The vegetables from Fautine Barenzi’s new garden now supplement the food aid he and his family receive. PHOTO: DRC

Innovative farming boosts food production for refugees in Uganda

An innovative farming model being implemented by the Danish Refugee Council is beginning to bear fruit for refugees and their Ugandan hosts.


Despite a continuous flow of refugees from neighboring countries such as the Democratic Republic of the Congo (DR Congo) and South Sudan, Uganda continues to keep its borders open.

However, hosting a huge refugee population—1.23 million as of April 30—does not come without its challenges and one of the consequences has been that the area, which used to be available to the refugees for agriculture has been reduced.

At the beginning of the influx from DR Congo in December 2017, Kyaka II, a sprawling settlement in southwestern Uganda, had a population of about 27,000.  Today, the number has risen to 91,365, according to the most recent figures released by the Ugandan government and the United Nations High Commissioner for Refugees (UNHCR).

“The influx has tripled the population of refugees in Kyaka between January 2018 and April 2019, putting a lot of pressure on the available resources. The key resource affected is land,” said Adams Aswani, DRC Kyaka II Area Manager adding:

“The previously available land that refugees could access and work freely on is no longer available, as it is allocated to the new arrivals. The refugees live in an agricultural community, and with this limited land available, their livelihoods are seriously affected.”

To address the livelihoods challenge, DRC has been implementing an innovative farming model since 2018, with the aim of improving food security, protecting the environment, and boosting household incomes in Kyaka. The model, which goes under the name “the 30x30 unlimited plot” after the size of plots of land given to new arrivals by the Ugandan government, is being implemented by DRC with funding from the American people through the Bureau of Population, Refugees and Migration (PRM).

“Land for farming is a challenge in Kyaka especially for the most vulnerable,” said Fred Kintu, DRC’s Senior Livelihoods Officer in the settlement. “The 30x30 unlimited plot is meant to address the challenge by ensuring intensive farming of vegetables, cereals, bananas and tubers throughout the year.”

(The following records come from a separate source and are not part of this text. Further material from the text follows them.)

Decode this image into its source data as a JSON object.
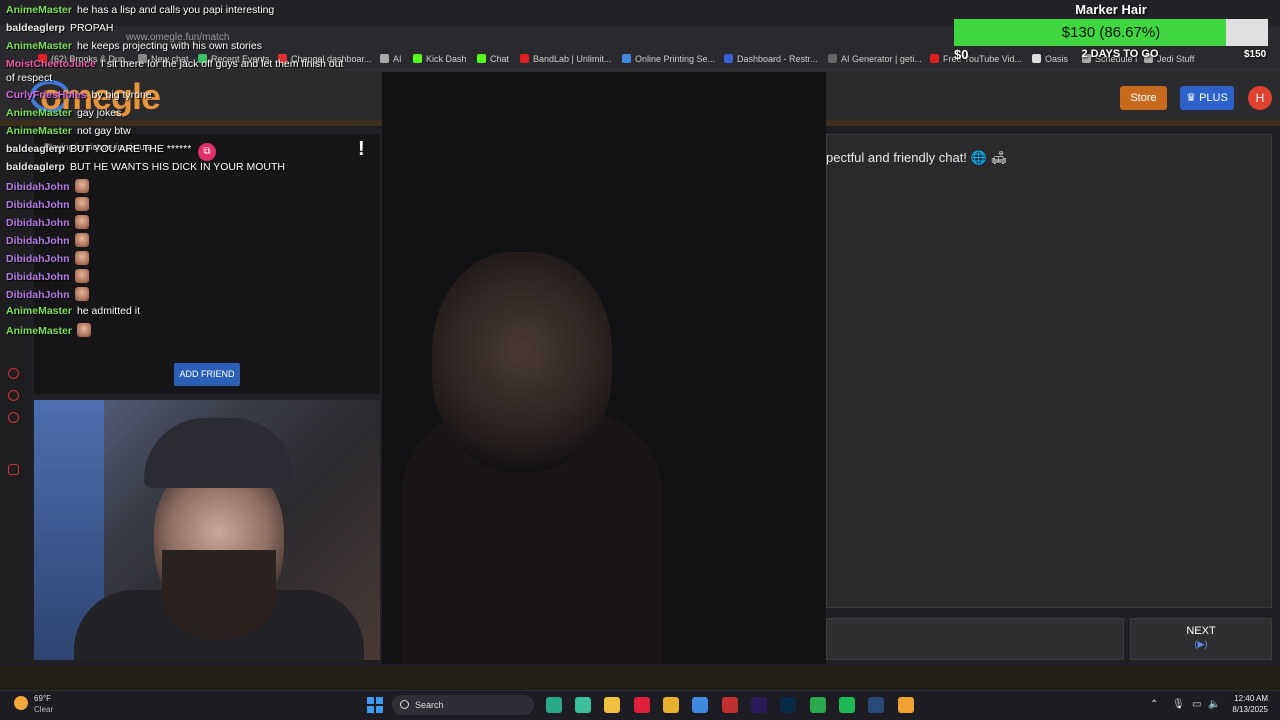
{
  "browser": {
    "url": "www.omegle.fun/match",
    "bookmarks": [
      {
        "label": "(62) Brooks & Dun...",
        "icon": "youtube-icon",
        "color": "#e02020"
      },
      {
        "label": "New chat",
        "icon": "chatgpt-icon",
        "color": "#888888"
      },
      {
        "label": "Recent Events",
        "icon": "events-icon",
        "color": "#3fbf6a"
      },
      {
        "label": "Changel dashboar...",
        "icon": "dashboard-icon",
        "color": "#e03030"
      },
      {
        "label": "AI",
        "icon": "folder-icon",
        "color": "#aaaaaa"
      },
      {
        "label": "Kick Dash",
        "icon": "kick-icon",
        "color": "#53fc18"
      },
      {
        "label": "Chat",
        "icon": "kick-icon",
        "color": "#53fc18"
      },
      {
        "label": "BandLab | Unlimit...",
        "icon": "bandlab-icon",
        "color": "#e02020"
      },
      {
        "label": "Online Printing Se...",
        "icon": "printing-icon",
        "color": "#3f8ae0"
      },
      {
        "label": "Dashboard - Restr...",
        "icon": "restream-icon",
        "color": "#3a5fd8"
      },
      {
        "label": "AI Generator | geti...",
        "icon": "ai-generator-icon",
        "color": "#666666"
      },
      {
        "label": "Free YouTube Vid...",
        "icon": "download-icon",
        "color": "#e02020"
      },
      {
        "label": "Oasis",
        "icon": "oasis-icon",
        "color": "#dddddd"
      },
      {
        "label": "Schedule I",
        "icon": "folder-icon",
        "color": "#aaaaaa"
      },
      {
        "label": "Jedi Stuff",
        "icon": "folder-icon",
        "color": "#aaaaaa"
      }
    ]
  },
  "site": {
    "logo": "omegle",
    "store_label": "Store",
    "plus_label": "PLUS",
    "avatar_letter": "H",
    "pip_label": "Playing in picture-in-picture",
    "add_friend_label": "ADD FRIEND",
    "welcome_text": "pectful and friendly chat! 🌐 🛋",
    "next_label": "NEXT",
    "next_sub": "(▶)"
  },
  "goal": {
    "title": "Marker Hair",
    "amount_text": "$130 (86.67%)",
    "progress": 0.8667,
    "min_label": "$0",
    "days_label": "2 DAYS TO GO",
    "max_label": "$150",
    "fill_color": "#3fd63f"
  },
  "chat": [
    {
      "nick": "AnimeMaster",
      "cls": "n-anime",
      "msg": "he has a lisp and calls you papi interesting"
    },
    {
      "nick": "baldeaglerp",
      "cls": "n-bald",
      "msg": "PROPAH"
    },
    {
      "nick": "AnimeMaster",
      "cls": "n-anime",
      "msg": "he keeps projecting with his own stories"
    },
    {
      "nick": "MoistCheetoJuice",
      "cls": "n-moist",
      "msg": "I sit there for the jack off guys and let them finish out"
    },
    {
      "nick": "",
      "cls": "n-bald",
      "msg": "of respect"
    },
    {
      "nick": "CurlyFriesHoles",
      "cls": "n-curly",
      "msg": "by big tyrone"
    },
    {
      "nick": "AnimeMaster",
      "cls": "n-anime",
      "msg": "gay jokes"
    },
    {
      "nick": "AnimeMaster",
      "cls": "n-anime",
      "msg": "not gay btw"
    },
    {
      "nick": "baldeaglerp",
      "cls": "n-bald",
      "msg": "BUT YOU ARE THE ******"
    },
    {
      "nick": "baldeaglerp",
      "cls": "n-bald",
      "msg": "BUT HE WANTS HIS DICK IN YOUR MOUTH"
    },
    {
      "nick": "DibidahJohn",
      "cls": "n-dibi",
      "msg": "",
      "emote": true
    },
    {
      "nick": "DibidahJohn",
      "cls": "n-dibi",
      "msg": "",
      "emote": true
    },
    {
      "nick": "DibidahJohn",
      "cls": "n-dibi",
      "msg": "",
      "emote": true
    },
    {
      "nick": "DibidahJohn",
      "cls": "n-dibi",
      "msg": "",
      "emote": true
    },
    {
      "nick": "DibidahJohn",
      "cls": "n-dibi",
      "msg": "",
      "emote": true
    },
    {
      "nick": "DibidahJohn",
      "cls": "n-dibi",
      "msg": "",
      "emote": true
    },
    {
      "nick": "DibidahJohn",
      "cls": "n-dibi",
      "msg": "",
      "emote": true
    },
    {
      "nick": "AnimeMaster",
      "cls": "n-anime",
      "msg": "he admitted it"
    },
    {
      "nick": "AnimeMaster",
      "cls": "n-anime",
      "msg": "",
      "emote": true
    }
  ],
  "taskbar": {
    "weather_temp": "69°F",
    "weather_cond": "Clear",
    "search_label": "Search",
    "time": "12:40 AM",
    "date": "8/13/2025",
    "apps": [
      {
        "name": "audition-icon",
        "color": "#2aa88a"
      },
      {
        "name": "app-icon",
        "color": "#3bbf9a"
      },
      {
        "name": "file-explorer-icon",
        "color": "#f0c040"
      },
      {
        "name": "opera-icon",
        "color": "#e0203a"
      },
      {
        "name": "chrome-icon",
        "color": "#e8b030"
      },
      {
        "name": "photos-icon",
        "color": "#3f8ae0"
      },
      {
        "name": "news-icon",
        "color": "#c03030"
      },
      {
        "name": "premiere-icon",
        "color": "#2a1a5a"
      },
      {
        "name": "photoshop-icon",
        "color": "#0a2a4a"
      },
      {
        "name": "xbox-icon",
        "color": "#2aa84a"
      },
      {
        "name": "spotify-icon",
        "color": "#1db954"
      },
      {
        "name": "steam-icon",
        "color": "#2a4a7a"
      },
      {
        "name": "discord-icon",
        "color": "#f0a030"
      }
    ]
  }
}
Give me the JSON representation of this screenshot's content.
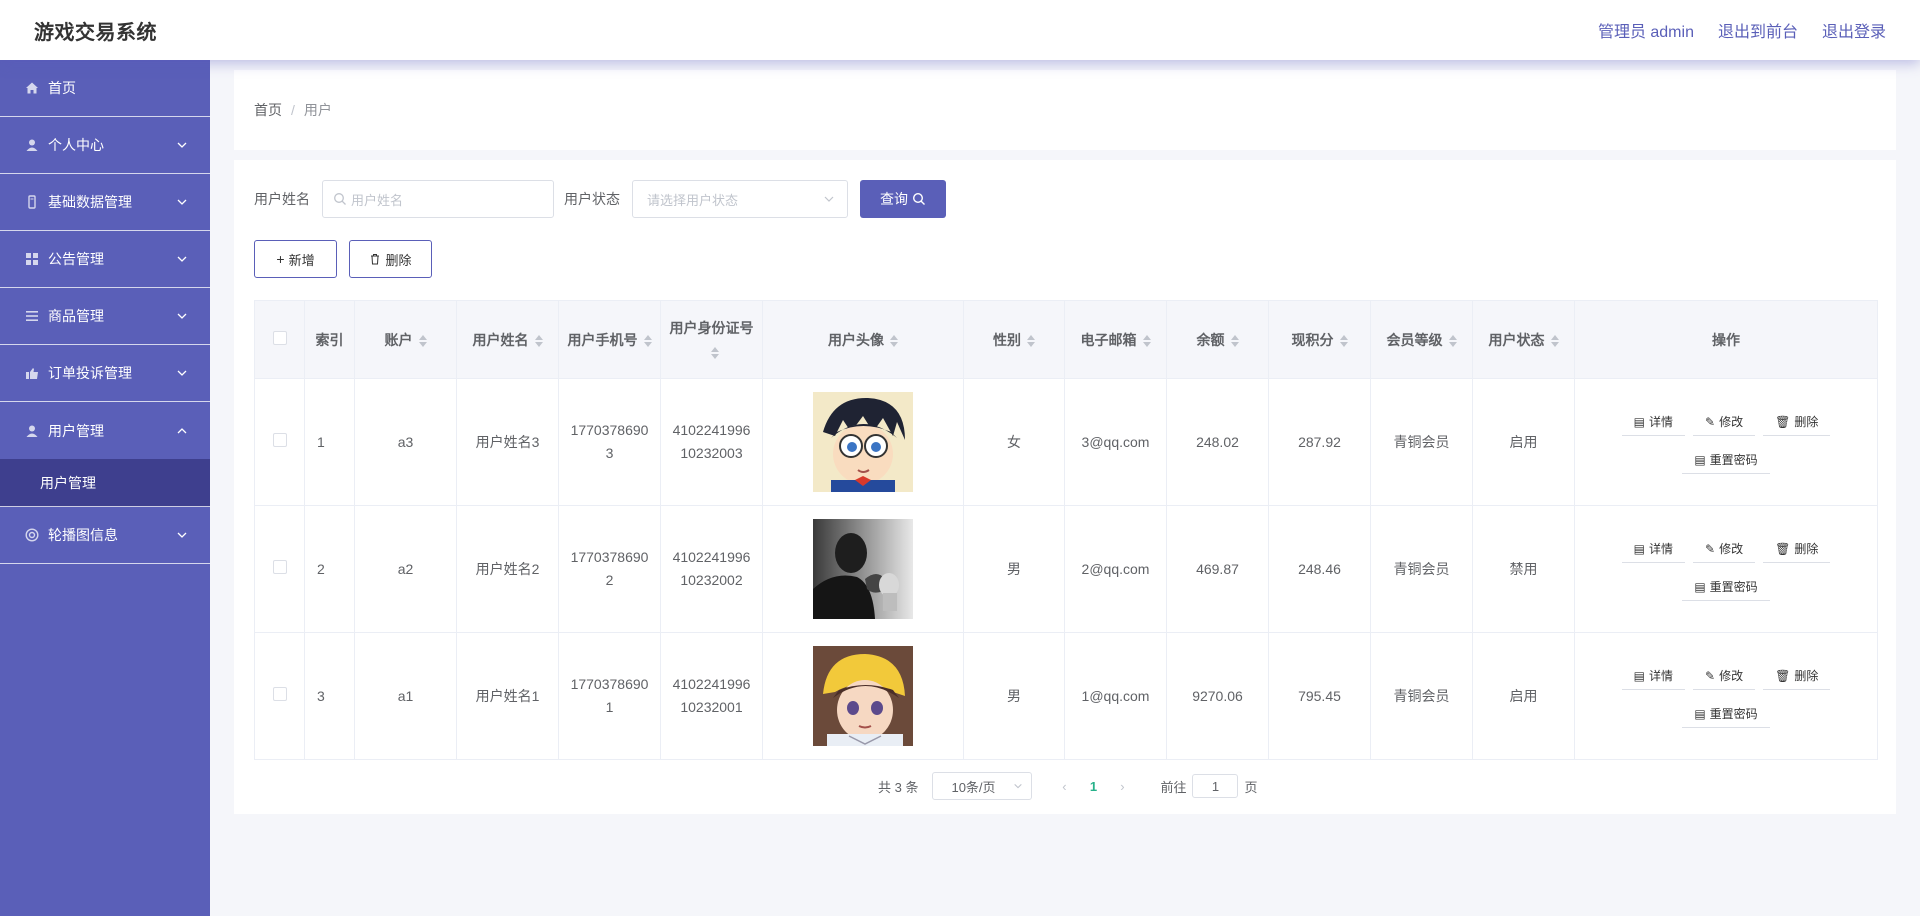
{
  "header": {
    "title": "游戏交易系统",
    "admin_label": "管理员 admin",
    "exit_front_label": "退出到前台",
    "logout_label": "退出登录"
  },
  "sidebar": {
    "items": [
      {
        "label": "首页",
        "icon": "home-icon"
      },
      {
        "label": "个人中心",
        "icon": "user-icon"
      },
      {
        "label": "基础数据管理",
        "icon": "data-icon"
      },
      {
        "label": "公告管理",
        "icon": "grid-icon"
      },
      {
        "label": "商品管理",
        "icon": "list-icon"
      },
      {
        "label": "订单投诉管理",
        "icon": "order-icon"
      },
      {
        "label": "用户管理",
        "icon": "user-icon"
      },
      {
        "label": "轮播图信息",
        "icon": "carousel-icon"
      }
    ],
    "sub_item_label": "用户管理"
  },
  "breadcrumb": {
    "home": "首页",
    "separator": "/",
    "current": "用户"
  },
  "search": {
    "name_label": "用户姓名",
    "name_placeholder": "用户姓名",
    "status_label": "用户状态",
    "status_placeholder": "请选择用户状态",
    "query_label": "查询"
  },
  "actions": {
    "add_label": "新增",
    "delete_label": "删除"
  },
  "table": {
    "headers": {
      "index": "索引",
      "account": "账户",
      "name": "用户姓名",
      "phone": "用户手机号",
      "idcard": "用户身份证号",
      "avatar": "用户头像",
      "gender": "性别",
      "email": "电子邮箱",
      "balance": "余额",
      "points": "现积分",
      "level": "会员等级",
      "status": "用户状态",
      "ops": "操作"
    },
    "rows": [
      {
        "index": "1",
        "account": "a3",
        "name": "用户姓名3",
        "phone": "17703786903",
        "idcard": "410224199610232003",
        "gender": "女",
        "email": "3@qq.com",
        "balance": "248.02",
        "points": "287.92",
        "level": "青铜会员",
        "status": "启用"
      },
      {
        "index": "2",
        "account": "a2",
        "name": "用户姓名2",
        "phone": "17703786902",
        "idcard": "410224199610232002",
        "gender": "男",
        "email": "2@qq.com",
        "balance": "469.87",
        "points": "248.46",
        "level": "青铜会员",
        "status": "禁用"
      },
      {
        "index": "3",
        "account": "a1",
        "name": "用户姓名1",
        "phone": "17703786901",
        "idcard": "410224199610232001",
        "gender": "男",
        "email": "1@qq.com",
        "balance": "9270.06",
        "points": "795.45",
        "level": "青铜会员",
        "status": "启用"
      }
    ],
    "op_labels": {
      "detail": "详情",
      "edit": "修改",
      "delete": "删除",
      "reset": "重置密码"
    }
  },
  "pagination": {
    "total_text": "共 3 条",
    "page_size": "10条/页",
    "current_page": "1",
    "goto_label": "前往",
    "goto_value": "1",
    "page_suffix": "页"
  }
}
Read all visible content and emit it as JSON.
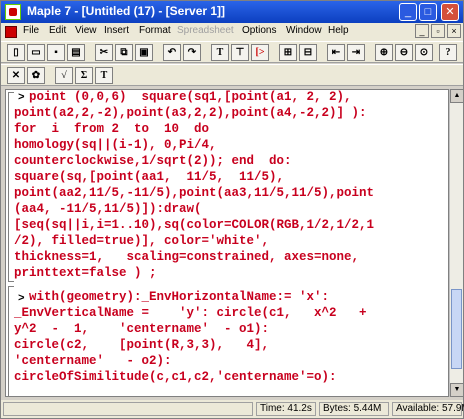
{
  "window": {
    "title": "Maple 7 - [Untitled (17) - [Server 1]]"
  },
  "menu": {
    "items": [
      "File",
      "Edit",
      "View",
      "Insert",
      "Format",
      "Spreadsheet",
      "Options",
      "Window",
      "Help"
    ]
  },
  "toolbar": {
    "text_T_label": "T",
    "text_sigma_label": "Σ"
  },
  "document": {
    "prompts": [
      ">",
      ">"
    ],
    "lines": [
      "  point (0,0,6)  square(sq1,[point(a1, 2, 2),",
      "point(a2,2,-2),point(a3,2,2),point(a4,-2,2)] ):",
      "for  i  from 2  to  10  do",
      "homology(sq||(i-1), 0,Pi/4,",
      "counterclockwise,1/sqrt(2)); end  do:",
      "square(sq,[point(aa1,  11/5,  11/5),",
      "point(aa2,11/5,-11/5),point(aa3,11/5,11/5),point",
      "(aa4, -11/5,11/5)]):draw(",
      "[seq(sq||i,i=1..10),sq(color=COLOR(RGB,1/2,1/2,1",
      "/2), filled=true)], color='white',",
      "thickness=1,   scaling=constrained, axes=none,",
      "printtext=false ) ;",
      "  with(geometry):_EnvHorizontalName:= 'x':",
      "_EnvVerticalName =    'y': circle(c1,   x^2   +",
      "y^2  -  1,    'centername'  - o1):",
      "circle(c2,    [point(R,3,3),   4],",
      "'centername'   - o2):",
      "circleOfSimilitude(c,c1,c2,'centername'=o):"
    ]
  },
  "status": {
    "time": "Time: 41.2s",
    "bytes": "Bytes: 5.44M",
    "available": "Available: 57.9M"
  }
}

Maximizing the outcome

In May, during the rainy season in most of Uganda, Kyaka’s undulating land is lush green with crops gently swaying in the fields while the farmers work in their gardens.

Faustine Barenzi, 30, fled to Uganda from DR Congo in February 2018. He was among 200 refugees and host community members who expressed interest and was selected and trained by DRC on how to farm and maximize the output of their plots of land.

During a morning visit to his home, Barenzi was at work on his plot.

“We were taught by DRC to cultivate small pieces of land and to get more out of it,” Barenzi said as he walked in his fenced land, hosting his home and a garden of maize, vegetables and young passion fruits planted along the poles used to fence off the land.

“I hope to get enough food for my family and to sell some when all the crops mature,” said Barenzi, whose family of seven is already using the vegetables in their garden to supplement the food aid they receive.

Barenzi’s neighbor, 36-year-old Bahati Nzengiyunva, is also from DR Congo.  He, too, was among those trained by DRC.

“I was taught how to demarcate my land to be able to plant different crops like cabbage, spinach, onions, maize and even trees,” said Nzengiyunva as he fed a goat, he recently bought from money earned doing manual work in the settlement: “I also learned how to plant cabbage in sacks filled with soil. It is something I didn’t know and I will bring this knowledge with me the day I go back to DR Congo.”

Mother of two, Uwizeye Clementine, was not among those trained by DRC, but inspired by others she has carved out a small patch of land next to her kitchen where she now grows vegetables.

“My husband saw gardens with vegetables somewhere, and I have always wanted to have my own vegetable garden but I thought we didn’t have the space,” Uwizeye said. “It turned out we actually do have enough space,” Clementine said.

“When you move around the settlement, you will notice that other farmers have started picking up the farming model, we taught. It is evidence that the knowledge is spreading—the adoption of the farming methods is leading to an improvement in household food security”, said Fred Kintu, DRC’s Senior Livelihoods Officer in Kyaka.

In total, the 200 farmers, who were trained, have 16 different crops in their plots, including fruits and Grevillea trees, planted as a long-term strategy to protect the environment, since refugees and their hosts mostly use charcoal and wood as cooking fuel.

The farmers were provided with seedlings by DRC, in addition to a simple irrigation system to water their plants during the dry season, enabling farming to go on throughout the year.

“The farming model is a timely intervention that will go a long way to supplement the food and dietary needs of refugee homes in the face of the reduced plots of land being allocated,” said Aswani, the DRC Area Manager.